Recent months have seen a flurry of innovation and creativity in the TV world that surpasses any other period we can remember. But even against that fast-moving backdrop, Sony's KDL-40ZX1 is a bit special.
Remarkably the 40ZX1 delivers not one, but two jaw-dropping world-firsts: an ultra-thin design and wireless HD connectivity.
The first and most instantly obvious of these is the set's depth: a staggering 9.9mm deep at its slimmest part. That's roughly the same thickness as a piece of medium-sliced toast. This, inevitably, gives the 40ZX1 an almost indecent 'shelf appeal'. What's more, the set's slimness doesn't make it flimsy, since the screen is tucked into a pleasing black brushed metal chassis.
Unsurprisingly, the screen's revolutionary thinness doesn't leave room for the usual built-in tuner and connections. These are housed instead inside an external multimedia receiver/tuner box. This approach may not suit everyone, we guess, but to us having all the TV's connections bar a power cord built into an external box is preferable to having loads of cable on show.
The screen does carry a single HDMI monitor input, but most people will stick to connecting everything to the external receiver, the connections of which include three HDMIs, a front-mounted USB input, a component video input, a D-Sub PC port, and a handy pair of IR blaster ports for relaying remote control signals.

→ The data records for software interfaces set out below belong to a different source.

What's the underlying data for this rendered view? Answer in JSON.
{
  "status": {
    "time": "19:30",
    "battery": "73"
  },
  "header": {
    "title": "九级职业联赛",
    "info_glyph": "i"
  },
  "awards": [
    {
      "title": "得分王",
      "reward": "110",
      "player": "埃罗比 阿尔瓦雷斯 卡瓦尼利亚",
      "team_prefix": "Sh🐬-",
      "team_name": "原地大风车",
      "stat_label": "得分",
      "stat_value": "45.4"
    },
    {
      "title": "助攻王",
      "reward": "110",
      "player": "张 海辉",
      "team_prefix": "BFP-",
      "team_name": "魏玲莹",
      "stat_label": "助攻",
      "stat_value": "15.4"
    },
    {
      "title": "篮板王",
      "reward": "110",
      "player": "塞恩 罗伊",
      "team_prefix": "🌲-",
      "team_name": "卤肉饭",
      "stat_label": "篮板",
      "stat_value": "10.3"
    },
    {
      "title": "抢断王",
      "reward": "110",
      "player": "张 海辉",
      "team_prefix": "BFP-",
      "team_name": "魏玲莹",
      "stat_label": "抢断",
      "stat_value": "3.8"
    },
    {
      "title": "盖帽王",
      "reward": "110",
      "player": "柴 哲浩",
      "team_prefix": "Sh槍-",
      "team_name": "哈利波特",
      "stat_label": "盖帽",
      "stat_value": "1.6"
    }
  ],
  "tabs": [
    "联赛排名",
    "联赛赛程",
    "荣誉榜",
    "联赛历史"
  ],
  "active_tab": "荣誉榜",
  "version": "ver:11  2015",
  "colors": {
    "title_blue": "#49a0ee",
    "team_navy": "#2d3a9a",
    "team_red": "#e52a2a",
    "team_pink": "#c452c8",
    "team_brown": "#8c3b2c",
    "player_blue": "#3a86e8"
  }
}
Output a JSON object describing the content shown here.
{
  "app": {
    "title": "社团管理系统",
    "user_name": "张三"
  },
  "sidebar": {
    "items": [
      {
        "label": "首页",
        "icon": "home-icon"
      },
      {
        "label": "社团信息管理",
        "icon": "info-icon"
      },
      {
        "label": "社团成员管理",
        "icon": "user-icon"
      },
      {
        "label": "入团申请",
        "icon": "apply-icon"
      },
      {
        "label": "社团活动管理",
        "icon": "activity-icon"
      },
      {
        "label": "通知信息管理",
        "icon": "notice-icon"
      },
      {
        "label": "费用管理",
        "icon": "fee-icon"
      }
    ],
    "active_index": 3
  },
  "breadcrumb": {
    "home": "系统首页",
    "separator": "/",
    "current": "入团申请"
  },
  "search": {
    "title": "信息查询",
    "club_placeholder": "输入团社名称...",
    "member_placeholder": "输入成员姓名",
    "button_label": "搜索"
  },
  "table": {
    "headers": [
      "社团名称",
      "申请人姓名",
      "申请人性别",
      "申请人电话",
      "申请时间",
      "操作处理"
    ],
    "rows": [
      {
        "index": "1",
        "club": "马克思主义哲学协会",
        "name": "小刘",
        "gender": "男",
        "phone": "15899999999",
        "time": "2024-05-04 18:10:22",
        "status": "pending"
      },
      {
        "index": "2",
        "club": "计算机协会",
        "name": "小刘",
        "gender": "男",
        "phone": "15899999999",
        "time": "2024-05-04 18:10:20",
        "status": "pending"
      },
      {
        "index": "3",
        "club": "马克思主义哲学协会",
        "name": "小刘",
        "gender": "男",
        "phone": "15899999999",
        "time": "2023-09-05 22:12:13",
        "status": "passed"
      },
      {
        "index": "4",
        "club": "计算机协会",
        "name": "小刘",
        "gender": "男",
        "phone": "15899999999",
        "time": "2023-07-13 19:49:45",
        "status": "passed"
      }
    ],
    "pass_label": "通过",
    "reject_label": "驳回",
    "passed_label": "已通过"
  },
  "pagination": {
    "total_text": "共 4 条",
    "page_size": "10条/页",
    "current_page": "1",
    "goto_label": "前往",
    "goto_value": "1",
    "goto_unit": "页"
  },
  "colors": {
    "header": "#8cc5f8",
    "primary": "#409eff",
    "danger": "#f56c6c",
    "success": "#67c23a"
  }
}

The wireless system Sony has employed for delivering AV from the receiver box to the screen is a 5.0GHz RF system capable of carrying 1080i, but not 1080p feeds. The lack of 1080p support is a shame, but at least Sony has been able to build all of the wireless electronics into the screen and receiver; there's no need for the external send/receive units required by the rival beam-based system used on Panasonic's upcoming new Z series TVs.
LED edge lighting
This is the first TV in the UK to use LED edge lighting, whereby light emitting diodes are arranged around the edges of the screen rather than behind it. Hence the TV's extreme thinness. But the display can't deliver the same local dimming that enables 'true' LED TVs to produce startlingly deep blacks.
Very briefly, other features of the 40ZX1 include MotionFlow 100Hz processing – Sony's proprietary motion enhancement system; multiple noise reduction systems; special photo and video playback modes; dedicated contrast and black level enhancers and gamma and white balance tweaks.
The 40ZX1's XrossMedia bar onscreen menus, with their horizontal and vertical axes, deliver clear text and graphics that's fairly clearly laid out. The remote control is classy, too.
So does the 40ZX1's revolutionary skinniness compromise its picture quality? Actually, yes. Though not to a disastrous extent.
Comparing its pictures with one of Sony's new X4500 TVs (soon to be reviewed), which uses normal rear-mounted LED lighting, the 40ZX1's dark picture areas look less profoundly black (thanks to the lack of local dimming), and its colours seem a little less intense. We also noticed slivers of light down this Sony model's extreme edges during dark scenes.
However, compared with many non-LED LCD TVs, the 40ZX1's pictures are pretty smart. For instance, while black levels may lack the depth of the best plasma or normal LED screens, they're better than those of most standard LCDs.
Similarly, while colours don't always scream off the screen, they're generally more natural in tone and subtly blended than with typical LCD TVs.
Relatively static HD images look detailed and crisp as well, with acute edging, and this is achieved without the rough, gritty look that some TVs cause when trying to achieve extreme HD sharpness. So pictures can look terrific at times.
However, we have to stress that only 'relatively static' HD images look very sharp, as fast-moving images can look distractingly smeary. And the problem becomes worse when watching SD – even with the MotionFlow circuitry running on 'Normal'. You can reduce the blur considerably if you turn up the MotionFlow to 'High', but this causes more processing side effects than we feel comfortable with.
Standard-definition pictures aren't quite as detailed as we'd like either, with skin tones looking rather waxy and the picture seeming generally slightly soft. And as a final negative, the picture loses contrast quite dramatically if you have to watch it from much of an angle.
But to finish on the sort of positive note the 40ZX1 just about deserves, it's nice to report that the wireless AV system works really well, with no obvious noise being added to the picture or sound.
If you buy the optional (around £299) desktop stand for the 40ZX1, you also get a novel, almost circular speaker array built into the stand's top edge. And this is a pretty decent performer, serving up a wide, reasonably clear, well-rounded soundstage that even enjoys decent bass, thanks to a dedicated 10W subwoofer component.
However cutting edge and gobsmackingly eye-catching the 40ZX1 might be, its price could buy a bigger and better performer.